Soya chaap is a popular vegetarian protein source made from soybeans that are gaining popularity in many countries. Meat, on the other hand, has been a staple protein source for centuries. In this blog post, we will compare soya chaap and meat to determine which is a healthier protein source. This comparison will be based on nutritional content, risks, environmental impact, ethical considerations, cooking versatility, and health benefits of Soya Chaap and meat.
Nutritional Comparison of Soya Chaap and Meat
Soya chaap is high in protein and low in fat, making it a good option for those looking for a healthy protein source. Meat also provides protein but often has more fat content. Red meat, in particular, is associated with a higher risk of heart disease and certain cancers. Soya chaap, on the other hand, has been linked to a reduced risk of heart disease and certain cancers.
Health Benefits of Soya Chaap
Soya chaap is a good source of protein, fiber, vitamins, and minerals. It has been linked to several health benefits, including reduced risk of heart disease, improved bone health, and lower cholesterol levels. Meat also provides some health benefits, such as high-quality protein and vitamins, but some studies have linked red and processed meat to an increased risk of certain diseases.
Health Risks Associated with Meat Consumption
Meat consumption has been linked to an increased risk of several health conditions, including heart disease, cancer, and obesity. This is because meat, particularly red and processed meat, is high in saturated fat, which can raise cholesterol levels and increase the risk of heart disease. Additionally, meat consumption has been linked to an increased risk of cancer, particularly colorectal cancer.
Sustainability and Environmental Impact
The production of meat is associated with significant environmental impacts, including deforestation, water usage, and greenhouse gas emissions. In contrast, the production of soya chaap is much more environmentally friendly. Soybeans require much less water and land than meat production, and they do not produce as much greenhouse gas emissions.
There are ethical considerations associated with meat consumption, particularly in terms of animal welfare and worker treatment in the meat industry. The treatment of animals in meat production can be cruel and inhumane, and workers in the meat industry are often underpaid and subjected to poor working conditions.

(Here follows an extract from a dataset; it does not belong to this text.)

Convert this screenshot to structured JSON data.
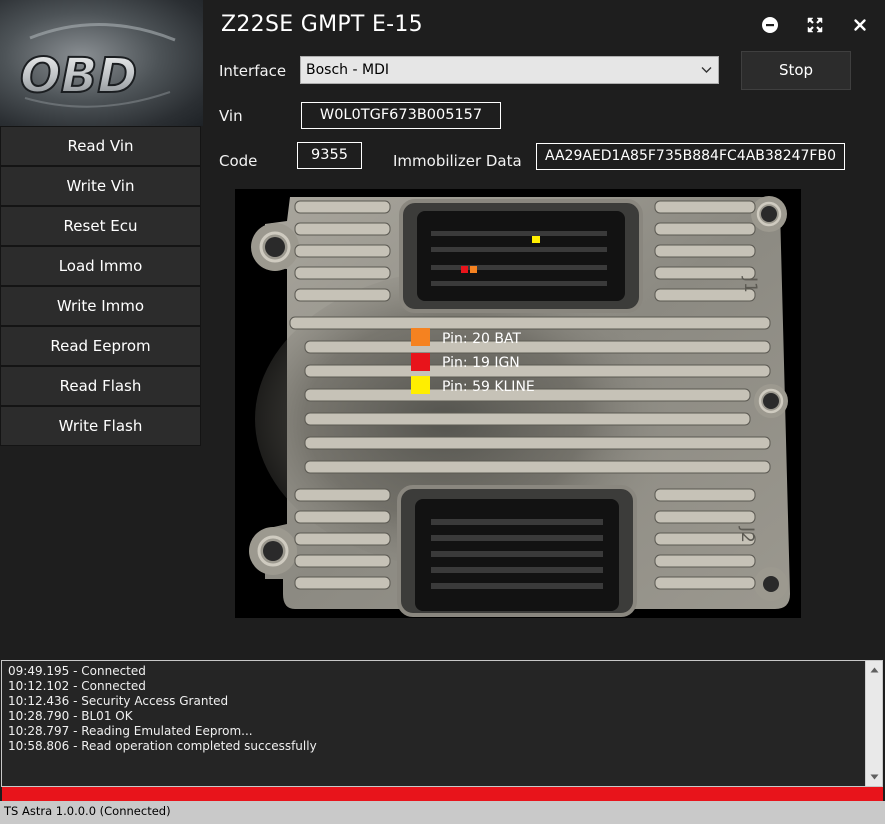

In contrast, soya chaap production does not involve the same ethical concerns.
Taste and Cooking Versatility
The taste and texture of soya chaap are quite different from those of meat, but they can be prepared in a variety of ways. Soya chaap can be grilled, fried, or roasted, and it can be marinated to add flavor. It can be used in a variety of dishes, including curries, stir-fries, and kebabs. Meat also has a wide range of flavor and texture, and it can be cooked in a variety of ways, depending on the cut and type of meat.
Soya chaap is a healthy and sustainable protein source that is gaining popularity around the world. While meat also provides some health benefits. Tt is associated with several health risks and has a much greater environmental impact. Additionally, meat production involves ethical concerns that do not apply to soya chaap. Ultimately, whether you choose to consume meat or soya chaap is a personal choice. But it is worth considering the health, environmental, and ethical implications of that decision.